Calderon is a true veteran, a solid NBA point guard, while Teague is a freshman who remains a work in progress. Teague could eventually become an elite point guard, but he's got plenty of maturing to do. DeRozan is a freak athlete who still can't make shots from the perimeter while Kentucky sophomore Doron Lamb -- two years younger than DeRozan -- is a knock-down shooter who has made nearly half of his shots from beyond the arc in his college career.
Toronto lost by nearly 40 points on Feb. 1 in Boston to a Celtics team that didn't even have starting point guard Rajon Rondo and the Raptors aren't even one of the league's bottom-feeders. That honor belongs to the Charlotte Bobcats, a team that has won only three of its first 24 games and went into a loss against Phoenix this past weekend with a starting five that looked like this: Tyrus Thomas, Boris Diaw, Bismack Biyombo, Reggie Williams and Kemba Walker.

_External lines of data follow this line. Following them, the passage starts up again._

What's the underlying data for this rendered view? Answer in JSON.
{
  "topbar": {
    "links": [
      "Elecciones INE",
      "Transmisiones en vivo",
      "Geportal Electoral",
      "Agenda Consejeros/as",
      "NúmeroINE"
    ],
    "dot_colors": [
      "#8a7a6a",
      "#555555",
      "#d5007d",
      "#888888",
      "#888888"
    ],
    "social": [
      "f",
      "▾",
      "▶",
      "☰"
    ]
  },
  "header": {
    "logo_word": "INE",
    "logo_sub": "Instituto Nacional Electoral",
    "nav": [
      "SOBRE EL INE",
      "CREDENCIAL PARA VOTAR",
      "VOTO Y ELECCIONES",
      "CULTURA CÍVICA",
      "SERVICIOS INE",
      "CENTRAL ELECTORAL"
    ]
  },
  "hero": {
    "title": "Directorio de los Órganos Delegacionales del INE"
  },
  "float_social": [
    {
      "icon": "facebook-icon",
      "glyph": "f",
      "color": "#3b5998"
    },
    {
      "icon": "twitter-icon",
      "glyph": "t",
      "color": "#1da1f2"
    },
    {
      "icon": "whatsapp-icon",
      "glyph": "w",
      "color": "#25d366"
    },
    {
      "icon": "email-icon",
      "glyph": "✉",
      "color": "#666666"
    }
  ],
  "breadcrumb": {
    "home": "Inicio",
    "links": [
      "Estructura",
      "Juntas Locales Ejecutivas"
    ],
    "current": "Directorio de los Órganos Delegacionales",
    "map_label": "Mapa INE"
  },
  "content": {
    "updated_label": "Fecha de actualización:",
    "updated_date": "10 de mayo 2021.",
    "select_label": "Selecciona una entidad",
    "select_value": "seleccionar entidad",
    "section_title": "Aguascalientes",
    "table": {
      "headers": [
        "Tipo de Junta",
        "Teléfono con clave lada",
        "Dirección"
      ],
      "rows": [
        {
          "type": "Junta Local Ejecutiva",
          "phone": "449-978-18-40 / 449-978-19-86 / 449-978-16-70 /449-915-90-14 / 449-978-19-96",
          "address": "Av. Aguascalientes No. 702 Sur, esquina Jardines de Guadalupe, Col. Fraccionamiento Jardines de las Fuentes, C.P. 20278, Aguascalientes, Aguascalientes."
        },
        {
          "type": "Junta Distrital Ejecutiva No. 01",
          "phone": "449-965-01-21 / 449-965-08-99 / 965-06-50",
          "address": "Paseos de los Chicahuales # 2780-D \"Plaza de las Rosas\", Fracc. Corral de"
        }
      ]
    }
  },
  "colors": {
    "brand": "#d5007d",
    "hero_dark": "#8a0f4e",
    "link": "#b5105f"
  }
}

Man, that's intimidating.
How about the group that Washington coach Randy Wittman threw out there in a win over Toronto the other night? John Wall and Nick Young in the backcourt with rookie Chris Singleton, Trevor Booker and JaVale McGee up front. Singleton is a rookie, Wall and Booker have only one year of experience and McGee just turned 24.
The argument sounds crazy, right? That five freshmen and sophomores who reside in Lexington, Ky., wouldn't embarrass themselves against a bunch of NBA guys.
The insanity is this: Because of a watered-down NBA it has become a valid argument.